**Problem requirements:**
I need the number of lines in the data that include "seconds"; reply with that number alone.

(Data)

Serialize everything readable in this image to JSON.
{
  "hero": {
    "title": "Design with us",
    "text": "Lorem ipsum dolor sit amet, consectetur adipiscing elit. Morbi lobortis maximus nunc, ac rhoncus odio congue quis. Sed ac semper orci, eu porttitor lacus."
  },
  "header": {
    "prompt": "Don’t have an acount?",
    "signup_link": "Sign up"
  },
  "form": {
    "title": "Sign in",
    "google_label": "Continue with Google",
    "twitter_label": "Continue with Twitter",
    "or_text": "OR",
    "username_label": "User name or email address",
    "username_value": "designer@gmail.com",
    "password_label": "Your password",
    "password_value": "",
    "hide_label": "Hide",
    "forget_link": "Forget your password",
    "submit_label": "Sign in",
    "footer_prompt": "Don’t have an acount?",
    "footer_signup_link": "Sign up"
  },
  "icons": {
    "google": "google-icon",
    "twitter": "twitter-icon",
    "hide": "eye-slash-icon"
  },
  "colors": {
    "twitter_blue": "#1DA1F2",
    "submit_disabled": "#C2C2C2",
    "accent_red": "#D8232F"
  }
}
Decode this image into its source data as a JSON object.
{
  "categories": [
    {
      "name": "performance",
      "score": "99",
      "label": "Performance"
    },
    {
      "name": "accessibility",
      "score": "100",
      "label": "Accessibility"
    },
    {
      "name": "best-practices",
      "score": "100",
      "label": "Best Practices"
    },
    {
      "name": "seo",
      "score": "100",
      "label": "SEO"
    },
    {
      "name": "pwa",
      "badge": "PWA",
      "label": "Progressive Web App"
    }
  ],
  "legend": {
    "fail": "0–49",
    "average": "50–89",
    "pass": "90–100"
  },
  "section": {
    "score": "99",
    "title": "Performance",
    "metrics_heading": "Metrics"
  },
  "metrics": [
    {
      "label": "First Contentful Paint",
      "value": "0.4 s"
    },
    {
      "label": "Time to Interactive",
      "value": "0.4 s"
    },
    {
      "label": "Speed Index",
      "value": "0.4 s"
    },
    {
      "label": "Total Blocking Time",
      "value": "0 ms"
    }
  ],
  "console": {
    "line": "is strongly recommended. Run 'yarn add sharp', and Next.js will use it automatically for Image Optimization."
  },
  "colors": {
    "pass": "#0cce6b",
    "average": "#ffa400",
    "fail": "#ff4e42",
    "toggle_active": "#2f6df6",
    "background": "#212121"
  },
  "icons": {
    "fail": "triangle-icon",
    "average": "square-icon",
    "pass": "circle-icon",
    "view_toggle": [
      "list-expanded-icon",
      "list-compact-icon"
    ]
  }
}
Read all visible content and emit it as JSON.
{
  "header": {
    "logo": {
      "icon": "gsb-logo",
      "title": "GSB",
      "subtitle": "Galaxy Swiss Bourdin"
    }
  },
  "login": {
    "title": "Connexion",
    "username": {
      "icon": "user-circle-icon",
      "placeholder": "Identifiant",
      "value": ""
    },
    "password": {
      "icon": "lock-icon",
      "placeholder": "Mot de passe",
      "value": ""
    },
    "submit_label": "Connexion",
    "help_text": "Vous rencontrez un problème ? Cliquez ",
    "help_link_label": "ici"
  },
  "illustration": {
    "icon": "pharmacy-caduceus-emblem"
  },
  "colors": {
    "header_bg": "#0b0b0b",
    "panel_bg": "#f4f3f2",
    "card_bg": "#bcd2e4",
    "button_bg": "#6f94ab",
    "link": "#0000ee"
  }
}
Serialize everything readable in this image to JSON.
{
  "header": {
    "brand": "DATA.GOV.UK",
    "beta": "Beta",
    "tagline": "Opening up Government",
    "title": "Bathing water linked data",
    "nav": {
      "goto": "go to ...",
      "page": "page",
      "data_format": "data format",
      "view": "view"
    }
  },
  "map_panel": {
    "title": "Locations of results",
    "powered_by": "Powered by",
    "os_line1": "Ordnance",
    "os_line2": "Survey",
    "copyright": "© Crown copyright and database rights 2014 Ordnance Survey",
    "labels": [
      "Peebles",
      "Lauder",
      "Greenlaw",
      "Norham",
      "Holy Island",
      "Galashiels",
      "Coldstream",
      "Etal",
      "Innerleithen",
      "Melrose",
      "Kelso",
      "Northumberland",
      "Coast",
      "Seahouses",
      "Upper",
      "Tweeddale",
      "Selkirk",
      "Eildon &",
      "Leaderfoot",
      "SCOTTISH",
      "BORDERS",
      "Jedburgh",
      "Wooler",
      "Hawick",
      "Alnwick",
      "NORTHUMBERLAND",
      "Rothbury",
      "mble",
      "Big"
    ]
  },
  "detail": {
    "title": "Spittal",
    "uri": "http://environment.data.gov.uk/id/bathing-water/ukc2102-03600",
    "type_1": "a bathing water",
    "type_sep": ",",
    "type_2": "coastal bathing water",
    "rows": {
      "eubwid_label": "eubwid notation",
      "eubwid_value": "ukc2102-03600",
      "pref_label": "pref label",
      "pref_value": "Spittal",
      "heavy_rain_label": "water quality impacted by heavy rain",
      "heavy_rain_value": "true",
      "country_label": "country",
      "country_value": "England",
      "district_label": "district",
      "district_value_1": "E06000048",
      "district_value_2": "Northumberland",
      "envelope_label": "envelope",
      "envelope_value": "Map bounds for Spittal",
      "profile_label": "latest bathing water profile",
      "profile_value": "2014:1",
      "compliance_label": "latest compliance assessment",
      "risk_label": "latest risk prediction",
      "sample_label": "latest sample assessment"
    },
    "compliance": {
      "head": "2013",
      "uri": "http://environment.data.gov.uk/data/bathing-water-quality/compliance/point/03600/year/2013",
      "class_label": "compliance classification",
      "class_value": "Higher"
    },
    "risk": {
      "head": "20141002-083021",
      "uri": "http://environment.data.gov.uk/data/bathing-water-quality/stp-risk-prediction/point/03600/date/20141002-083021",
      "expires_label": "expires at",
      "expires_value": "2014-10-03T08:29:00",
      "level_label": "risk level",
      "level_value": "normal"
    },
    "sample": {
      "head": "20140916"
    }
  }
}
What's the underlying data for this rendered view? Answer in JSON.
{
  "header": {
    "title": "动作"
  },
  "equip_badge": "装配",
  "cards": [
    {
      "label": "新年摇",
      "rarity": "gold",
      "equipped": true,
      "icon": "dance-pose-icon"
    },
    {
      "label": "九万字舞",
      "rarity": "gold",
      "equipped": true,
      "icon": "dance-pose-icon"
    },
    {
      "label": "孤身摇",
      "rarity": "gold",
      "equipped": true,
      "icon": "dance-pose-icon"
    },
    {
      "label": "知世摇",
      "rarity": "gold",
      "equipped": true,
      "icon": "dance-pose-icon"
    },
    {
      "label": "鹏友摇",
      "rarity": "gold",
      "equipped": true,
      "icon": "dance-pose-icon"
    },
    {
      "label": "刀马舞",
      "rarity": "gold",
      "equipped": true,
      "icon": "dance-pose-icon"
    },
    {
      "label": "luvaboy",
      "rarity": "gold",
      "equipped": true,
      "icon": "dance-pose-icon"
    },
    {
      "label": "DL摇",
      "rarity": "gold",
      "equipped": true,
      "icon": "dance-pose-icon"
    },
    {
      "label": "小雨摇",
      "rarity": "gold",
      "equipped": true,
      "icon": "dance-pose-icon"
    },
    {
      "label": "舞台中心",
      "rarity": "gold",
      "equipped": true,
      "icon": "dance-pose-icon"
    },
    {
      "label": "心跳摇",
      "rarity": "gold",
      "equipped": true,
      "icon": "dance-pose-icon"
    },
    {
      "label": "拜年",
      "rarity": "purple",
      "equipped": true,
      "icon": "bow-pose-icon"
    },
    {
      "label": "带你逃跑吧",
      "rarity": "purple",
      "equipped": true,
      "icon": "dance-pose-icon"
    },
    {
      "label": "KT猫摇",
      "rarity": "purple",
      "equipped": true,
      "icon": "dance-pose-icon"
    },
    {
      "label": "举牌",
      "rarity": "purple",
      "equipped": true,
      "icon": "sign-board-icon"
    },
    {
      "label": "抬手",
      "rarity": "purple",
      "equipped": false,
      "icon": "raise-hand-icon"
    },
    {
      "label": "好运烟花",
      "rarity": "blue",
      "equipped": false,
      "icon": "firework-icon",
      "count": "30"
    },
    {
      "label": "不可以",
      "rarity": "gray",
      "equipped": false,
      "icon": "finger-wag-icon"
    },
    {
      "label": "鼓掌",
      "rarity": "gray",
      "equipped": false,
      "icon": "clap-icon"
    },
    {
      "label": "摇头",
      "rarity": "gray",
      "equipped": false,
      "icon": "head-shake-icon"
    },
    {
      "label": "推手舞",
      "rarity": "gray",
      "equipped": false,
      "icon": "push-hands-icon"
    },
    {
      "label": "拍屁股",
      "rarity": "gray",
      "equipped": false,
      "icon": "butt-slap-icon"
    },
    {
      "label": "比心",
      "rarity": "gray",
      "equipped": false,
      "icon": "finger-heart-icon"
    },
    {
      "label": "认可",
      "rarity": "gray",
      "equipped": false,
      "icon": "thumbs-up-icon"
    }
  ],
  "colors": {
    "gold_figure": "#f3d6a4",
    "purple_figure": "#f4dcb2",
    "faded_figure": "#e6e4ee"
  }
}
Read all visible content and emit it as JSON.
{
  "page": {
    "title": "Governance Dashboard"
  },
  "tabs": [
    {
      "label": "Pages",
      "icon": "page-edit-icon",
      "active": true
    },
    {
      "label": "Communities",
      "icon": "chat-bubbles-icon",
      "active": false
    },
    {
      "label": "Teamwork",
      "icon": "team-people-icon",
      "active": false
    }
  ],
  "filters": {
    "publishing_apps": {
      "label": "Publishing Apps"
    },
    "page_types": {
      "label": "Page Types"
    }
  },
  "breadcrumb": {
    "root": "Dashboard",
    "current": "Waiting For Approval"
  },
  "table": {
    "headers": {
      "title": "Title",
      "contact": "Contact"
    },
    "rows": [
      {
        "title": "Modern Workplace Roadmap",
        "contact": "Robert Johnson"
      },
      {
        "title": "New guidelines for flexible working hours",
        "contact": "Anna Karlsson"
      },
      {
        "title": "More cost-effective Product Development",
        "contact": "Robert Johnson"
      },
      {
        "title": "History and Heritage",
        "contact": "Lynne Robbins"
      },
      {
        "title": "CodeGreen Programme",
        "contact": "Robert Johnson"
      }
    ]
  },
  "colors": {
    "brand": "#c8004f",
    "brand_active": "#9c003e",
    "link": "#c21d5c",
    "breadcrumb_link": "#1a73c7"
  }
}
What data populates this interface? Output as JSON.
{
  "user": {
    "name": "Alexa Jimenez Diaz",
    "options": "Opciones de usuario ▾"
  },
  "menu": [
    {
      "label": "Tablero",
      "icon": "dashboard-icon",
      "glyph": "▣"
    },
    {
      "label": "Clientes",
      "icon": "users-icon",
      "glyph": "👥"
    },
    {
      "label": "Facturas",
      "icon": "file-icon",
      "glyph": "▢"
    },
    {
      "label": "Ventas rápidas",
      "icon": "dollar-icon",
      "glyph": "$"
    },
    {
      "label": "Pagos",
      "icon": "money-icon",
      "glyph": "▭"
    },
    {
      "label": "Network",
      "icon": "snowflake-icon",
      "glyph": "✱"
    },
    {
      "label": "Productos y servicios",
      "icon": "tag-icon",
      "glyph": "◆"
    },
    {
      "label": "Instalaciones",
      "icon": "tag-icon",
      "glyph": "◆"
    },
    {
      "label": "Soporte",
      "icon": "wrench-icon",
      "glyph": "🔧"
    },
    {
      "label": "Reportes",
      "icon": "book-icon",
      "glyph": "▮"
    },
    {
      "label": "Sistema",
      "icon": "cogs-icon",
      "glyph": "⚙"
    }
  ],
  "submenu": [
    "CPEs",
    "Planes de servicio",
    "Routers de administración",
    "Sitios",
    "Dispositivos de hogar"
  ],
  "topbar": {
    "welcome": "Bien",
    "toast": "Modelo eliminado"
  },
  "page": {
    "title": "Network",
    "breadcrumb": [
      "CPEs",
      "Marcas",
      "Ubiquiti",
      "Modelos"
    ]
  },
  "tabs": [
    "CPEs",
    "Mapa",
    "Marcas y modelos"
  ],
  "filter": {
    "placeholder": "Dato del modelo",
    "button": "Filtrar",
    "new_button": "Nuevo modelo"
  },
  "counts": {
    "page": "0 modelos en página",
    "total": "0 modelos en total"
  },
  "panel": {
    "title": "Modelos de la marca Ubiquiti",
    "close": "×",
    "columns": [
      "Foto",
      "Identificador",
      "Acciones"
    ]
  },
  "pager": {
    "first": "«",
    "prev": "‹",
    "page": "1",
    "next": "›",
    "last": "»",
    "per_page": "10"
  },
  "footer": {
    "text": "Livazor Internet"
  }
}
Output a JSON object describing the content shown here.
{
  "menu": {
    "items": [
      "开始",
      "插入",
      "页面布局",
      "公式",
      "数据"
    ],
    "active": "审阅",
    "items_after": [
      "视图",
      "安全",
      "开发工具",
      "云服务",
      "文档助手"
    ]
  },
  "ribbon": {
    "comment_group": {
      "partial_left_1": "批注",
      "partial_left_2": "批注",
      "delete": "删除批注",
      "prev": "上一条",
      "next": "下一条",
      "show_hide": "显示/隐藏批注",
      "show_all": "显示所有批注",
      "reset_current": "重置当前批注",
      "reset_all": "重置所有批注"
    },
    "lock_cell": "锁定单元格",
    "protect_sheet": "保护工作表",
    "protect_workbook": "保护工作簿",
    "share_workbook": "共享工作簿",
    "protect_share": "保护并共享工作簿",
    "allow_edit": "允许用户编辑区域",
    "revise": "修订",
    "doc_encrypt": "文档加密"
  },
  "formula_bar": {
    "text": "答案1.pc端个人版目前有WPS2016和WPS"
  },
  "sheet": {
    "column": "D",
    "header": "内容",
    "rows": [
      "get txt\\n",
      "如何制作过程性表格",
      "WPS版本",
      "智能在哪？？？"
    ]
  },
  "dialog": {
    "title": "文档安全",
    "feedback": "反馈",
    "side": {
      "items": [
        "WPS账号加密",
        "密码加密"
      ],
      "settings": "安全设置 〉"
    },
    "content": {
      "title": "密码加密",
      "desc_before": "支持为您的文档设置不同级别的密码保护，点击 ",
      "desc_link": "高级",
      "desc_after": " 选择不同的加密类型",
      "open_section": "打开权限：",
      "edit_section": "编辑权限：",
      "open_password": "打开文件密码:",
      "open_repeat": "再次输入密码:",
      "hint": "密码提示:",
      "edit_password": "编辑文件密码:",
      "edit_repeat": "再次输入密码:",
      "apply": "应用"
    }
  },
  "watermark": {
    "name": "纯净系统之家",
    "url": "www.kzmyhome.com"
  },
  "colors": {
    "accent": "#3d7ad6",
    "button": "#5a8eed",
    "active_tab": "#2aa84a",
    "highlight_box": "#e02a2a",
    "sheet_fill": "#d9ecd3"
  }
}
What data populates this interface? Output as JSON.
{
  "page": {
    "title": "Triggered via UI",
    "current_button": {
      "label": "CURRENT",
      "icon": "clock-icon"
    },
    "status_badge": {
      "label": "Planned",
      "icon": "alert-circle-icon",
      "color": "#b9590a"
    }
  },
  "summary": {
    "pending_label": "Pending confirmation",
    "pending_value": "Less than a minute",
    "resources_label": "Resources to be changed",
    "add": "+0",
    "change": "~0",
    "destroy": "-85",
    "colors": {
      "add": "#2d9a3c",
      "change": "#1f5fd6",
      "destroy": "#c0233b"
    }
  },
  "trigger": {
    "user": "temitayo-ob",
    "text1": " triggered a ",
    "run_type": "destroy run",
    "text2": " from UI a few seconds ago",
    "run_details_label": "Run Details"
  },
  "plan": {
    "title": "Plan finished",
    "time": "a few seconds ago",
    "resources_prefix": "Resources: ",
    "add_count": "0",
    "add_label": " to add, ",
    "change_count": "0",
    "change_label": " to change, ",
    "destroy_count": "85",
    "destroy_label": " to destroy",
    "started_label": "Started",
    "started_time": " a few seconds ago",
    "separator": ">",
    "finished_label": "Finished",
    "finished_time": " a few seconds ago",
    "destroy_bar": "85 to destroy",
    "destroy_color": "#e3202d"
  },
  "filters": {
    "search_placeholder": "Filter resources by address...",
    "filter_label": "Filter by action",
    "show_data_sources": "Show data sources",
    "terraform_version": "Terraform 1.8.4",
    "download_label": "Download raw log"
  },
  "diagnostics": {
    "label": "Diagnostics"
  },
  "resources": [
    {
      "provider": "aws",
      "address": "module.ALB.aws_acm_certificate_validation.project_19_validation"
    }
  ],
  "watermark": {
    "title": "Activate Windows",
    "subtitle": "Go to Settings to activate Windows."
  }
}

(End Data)

**The completed task:**
4